Christians want to see God respond mightily to the circumstances that are in the world. But I believe that God just might be waiting on the church to respond humbly to Him in prayer and repentance. The prayer meeting of the church is not a dinosaur, lost to the ages past. It might very well be the valley of dry bones (Ezekiel 37), needing to hear the voice of God again and rise up on their feet, a vast army—prayer warriors all.

Rev. Michael Duncan

Saturday, September 19, 2009

Jumping (off a cliff) to Conclusions

Years ago, with no evidence and surreptitious accusations, men and women were tried and convicted of the ghastly crime of being—you guessed it—a witch. In the same vein, “drumhead courts” were conducted with swift collaboration and often harsh, if not brutal, judgments. These ancient forms of jurisprudence have managed to find their way into the modern vernacular, and now most everyone knows what is meant by a “witch-hunt.”

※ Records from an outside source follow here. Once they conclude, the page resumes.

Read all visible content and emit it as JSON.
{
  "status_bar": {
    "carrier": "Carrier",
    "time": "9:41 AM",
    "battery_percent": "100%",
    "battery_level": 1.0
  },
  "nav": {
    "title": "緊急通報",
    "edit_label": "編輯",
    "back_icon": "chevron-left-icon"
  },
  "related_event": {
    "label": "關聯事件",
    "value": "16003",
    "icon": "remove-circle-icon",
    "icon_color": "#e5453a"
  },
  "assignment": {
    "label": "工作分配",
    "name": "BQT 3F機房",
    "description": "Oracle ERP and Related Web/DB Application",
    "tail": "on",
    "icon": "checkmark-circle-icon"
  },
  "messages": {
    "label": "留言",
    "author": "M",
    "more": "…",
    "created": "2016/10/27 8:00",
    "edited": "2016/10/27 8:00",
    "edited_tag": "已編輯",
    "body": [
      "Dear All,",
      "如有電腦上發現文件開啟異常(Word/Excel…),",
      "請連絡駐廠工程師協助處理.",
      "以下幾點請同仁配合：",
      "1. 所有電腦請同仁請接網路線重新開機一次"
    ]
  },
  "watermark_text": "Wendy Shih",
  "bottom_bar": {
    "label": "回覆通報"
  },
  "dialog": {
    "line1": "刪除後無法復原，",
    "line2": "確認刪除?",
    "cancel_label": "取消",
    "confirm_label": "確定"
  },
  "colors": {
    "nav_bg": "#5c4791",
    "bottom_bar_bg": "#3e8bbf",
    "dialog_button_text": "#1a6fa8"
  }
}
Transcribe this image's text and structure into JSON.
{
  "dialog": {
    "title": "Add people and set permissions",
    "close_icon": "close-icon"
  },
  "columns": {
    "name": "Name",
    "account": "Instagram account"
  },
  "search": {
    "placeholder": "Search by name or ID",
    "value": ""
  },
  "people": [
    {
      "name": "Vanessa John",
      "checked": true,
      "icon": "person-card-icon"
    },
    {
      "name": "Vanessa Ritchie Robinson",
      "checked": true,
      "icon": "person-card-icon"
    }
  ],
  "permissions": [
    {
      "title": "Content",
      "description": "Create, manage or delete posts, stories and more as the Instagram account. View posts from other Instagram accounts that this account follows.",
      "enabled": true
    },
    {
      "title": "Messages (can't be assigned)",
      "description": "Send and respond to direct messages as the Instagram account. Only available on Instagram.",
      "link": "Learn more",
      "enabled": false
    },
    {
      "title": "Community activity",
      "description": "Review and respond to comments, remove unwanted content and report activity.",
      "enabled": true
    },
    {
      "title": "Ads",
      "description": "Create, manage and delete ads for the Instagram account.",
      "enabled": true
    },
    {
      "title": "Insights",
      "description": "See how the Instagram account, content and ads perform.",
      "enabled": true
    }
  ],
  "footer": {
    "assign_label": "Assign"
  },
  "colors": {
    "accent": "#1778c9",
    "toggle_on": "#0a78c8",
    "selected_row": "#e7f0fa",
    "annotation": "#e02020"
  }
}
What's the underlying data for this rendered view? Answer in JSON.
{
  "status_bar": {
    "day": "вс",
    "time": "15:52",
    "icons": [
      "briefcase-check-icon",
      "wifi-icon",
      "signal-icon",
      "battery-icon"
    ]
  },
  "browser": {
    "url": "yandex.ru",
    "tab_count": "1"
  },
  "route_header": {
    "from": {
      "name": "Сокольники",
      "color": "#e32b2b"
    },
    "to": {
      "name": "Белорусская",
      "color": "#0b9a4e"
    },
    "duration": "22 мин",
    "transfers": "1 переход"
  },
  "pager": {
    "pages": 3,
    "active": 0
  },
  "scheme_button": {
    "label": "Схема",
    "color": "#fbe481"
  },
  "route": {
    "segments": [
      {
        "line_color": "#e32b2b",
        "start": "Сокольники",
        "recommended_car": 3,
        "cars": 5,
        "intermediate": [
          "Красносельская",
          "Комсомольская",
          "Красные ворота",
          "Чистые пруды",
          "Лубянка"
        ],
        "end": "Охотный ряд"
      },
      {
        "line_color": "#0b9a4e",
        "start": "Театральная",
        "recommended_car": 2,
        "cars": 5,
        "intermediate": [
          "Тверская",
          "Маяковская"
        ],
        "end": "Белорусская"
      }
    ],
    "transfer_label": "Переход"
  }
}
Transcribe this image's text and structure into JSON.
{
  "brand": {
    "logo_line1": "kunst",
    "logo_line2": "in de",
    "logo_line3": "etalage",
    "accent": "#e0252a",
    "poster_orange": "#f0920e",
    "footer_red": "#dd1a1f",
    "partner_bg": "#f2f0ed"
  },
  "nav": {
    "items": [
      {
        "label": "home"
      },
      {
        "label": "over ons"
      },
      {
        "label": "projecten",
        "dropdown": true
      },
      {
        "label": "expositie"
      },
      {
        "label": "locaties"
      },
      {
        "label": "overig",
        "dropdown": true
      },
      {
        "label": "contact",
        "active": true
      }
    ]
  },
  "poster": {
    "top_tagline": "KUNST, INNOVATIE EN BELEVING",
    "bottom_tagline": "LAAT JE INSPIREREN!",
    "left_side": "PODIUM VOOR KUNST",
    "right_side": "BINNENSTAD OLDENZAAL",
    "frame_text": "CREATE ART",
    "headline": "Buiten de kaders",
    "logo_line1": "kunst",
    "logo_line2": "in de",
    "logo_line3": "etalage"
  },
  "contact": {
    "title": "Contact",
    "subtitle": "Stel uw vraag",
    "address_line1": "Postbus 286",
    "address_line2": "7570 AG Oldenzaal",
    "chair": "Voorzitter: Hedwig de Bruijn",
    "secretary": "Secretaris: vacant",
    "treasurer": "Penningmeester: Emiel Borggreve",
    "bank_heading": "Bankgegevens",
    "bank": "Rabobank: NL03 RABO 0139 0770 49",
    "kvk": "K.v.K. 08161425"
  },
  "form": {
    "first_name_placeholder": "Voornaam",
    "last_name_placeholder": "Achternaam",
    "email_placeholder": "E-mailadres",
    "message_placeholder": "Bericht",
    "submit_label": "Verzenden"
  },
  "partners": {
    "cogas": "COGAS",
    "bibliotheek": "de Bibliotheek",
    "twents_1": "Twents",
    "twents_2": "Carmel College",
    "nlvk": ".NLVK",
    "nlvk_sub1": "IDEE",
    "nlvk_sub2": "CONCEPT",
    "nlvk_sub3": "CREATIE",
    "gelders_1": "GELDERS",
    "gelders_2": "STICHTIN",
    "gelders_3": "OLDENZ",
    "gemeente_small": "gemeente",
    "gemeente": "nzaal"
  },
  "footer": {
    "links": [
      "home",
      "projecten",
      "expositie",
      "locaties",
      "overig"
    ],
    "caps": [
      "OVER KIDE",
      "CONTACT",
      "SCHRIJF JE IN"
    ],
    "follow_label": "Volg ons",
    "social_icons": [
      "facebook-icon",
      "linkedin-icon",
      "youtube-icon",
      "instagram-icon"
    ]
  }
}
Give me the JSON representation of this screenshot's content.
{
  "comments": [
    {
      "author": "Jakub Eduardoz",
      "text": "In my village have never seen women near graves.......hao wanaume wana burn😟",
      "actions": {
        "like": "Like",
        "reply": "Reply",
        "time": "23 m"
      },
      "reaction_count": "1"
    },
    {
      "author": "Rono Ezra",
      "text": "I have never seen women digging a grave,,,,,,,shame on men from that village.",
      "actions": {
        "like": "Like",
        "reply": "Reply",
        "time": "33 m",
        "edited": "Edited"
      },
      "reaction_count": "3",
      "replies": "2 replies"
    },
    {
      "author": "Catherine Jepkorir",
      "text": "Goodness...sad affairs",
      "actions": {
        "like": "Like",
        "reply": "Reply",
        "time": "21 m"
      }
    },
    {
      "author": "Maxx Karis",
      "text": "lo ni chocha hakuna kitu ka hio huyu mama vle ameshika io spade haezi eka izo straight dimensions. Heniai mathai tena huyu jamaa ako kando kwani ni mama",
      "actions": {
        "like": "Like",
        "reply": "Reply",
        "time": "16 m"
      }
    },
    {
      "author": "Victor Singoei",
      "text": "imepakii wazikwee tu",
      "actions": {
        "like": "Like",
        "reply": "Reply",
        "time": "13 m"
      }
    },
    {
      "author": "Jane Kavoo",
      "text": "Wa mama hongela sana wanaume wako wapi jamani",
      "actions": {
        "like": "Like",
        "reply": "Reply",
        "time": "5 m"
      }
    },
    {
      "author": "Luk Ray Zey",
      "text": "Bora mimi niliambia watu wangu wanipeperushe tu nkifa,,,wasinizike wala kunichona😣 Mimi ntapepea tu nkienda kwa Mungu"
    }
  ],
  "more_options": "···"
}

These “witch-hunts” still happen, but they happen in a different environment—the media. Today, turn on a television and watch the news and soon you will hear the various broadcasters mention someone who is accused of some heinous crime. However, the verbiage used is built around the assumption that the person is guilty. A man will be charged with some pernicious crime and the media blitz will speak against the “evil” man. They will discourse and dialogue with each other about how this man (or woman) could do the things they’ve been accused of. Now, remember, people are still innocent until proven guilty, but that doesn’t prevent the “talking heads” from maligning and destroying the character of the accused.

Christians must have a higher standard than what is purported on these accusatorial bandwagons. The standard for a Christian is: truth. Yet I am sure that the following scenario is familiar to you: a person is maligned through gossip or accusation and soon members of the church rise up and hop on the wagon, without evidence and without support. I remember as I sat in Bible study a woman of the church said, “Can you believe what [person named] did?” I asked her, “How do you know? Did [person named] tell you this?” Sheepishly she admitted that the evidence she possessed was little more than gossip. Ask yourself: how quickly do you navigate toward believing everything you hear about someone else? Or do you, as a faithful believer, question responsibly and seek the truth?

John the Baptist, when questioned by a group of Roman soldiers about repentance, said, “Don’t extort money and don’t accuse people falsely—be content with your pay” (Luke 3:14). The Roman soldier was the ancient version of law enforcement. Imagine when a police officer arrests someone today, they bring all the weight of the law against the individual simply by the position they hold. So how important is it that an officer of the law makes sure that their accusation is viable? It is imperative! 1 Timothy 5:19 states, “Do not entertain an accusation against an elder unless it is brought by two or three witnesses.” Yet, today, accusations in the church run rampant and are readily believed by those who have no knowledge of the circumstances.

Consider the exhortation given by James, “My dear brothers, take note of this: Everyone should be quick to listen, slow to speak and slow to become angry” (James 1:19). Consider Proverbs 3:30, “Do not accuse a man for no reason—when he has done you no harm.” Too many people are willing to jump to conclusions like lemmings off a cliff. It is time for Christians to take the higher road, the road of truth and turn a deaf ear to gossip and malicious slander. In this world of mass-media and multitudinous voices pandering to the fears of society, Christians can be the voice of reason and bear again the banner of truth.

Rev. Michael Duncan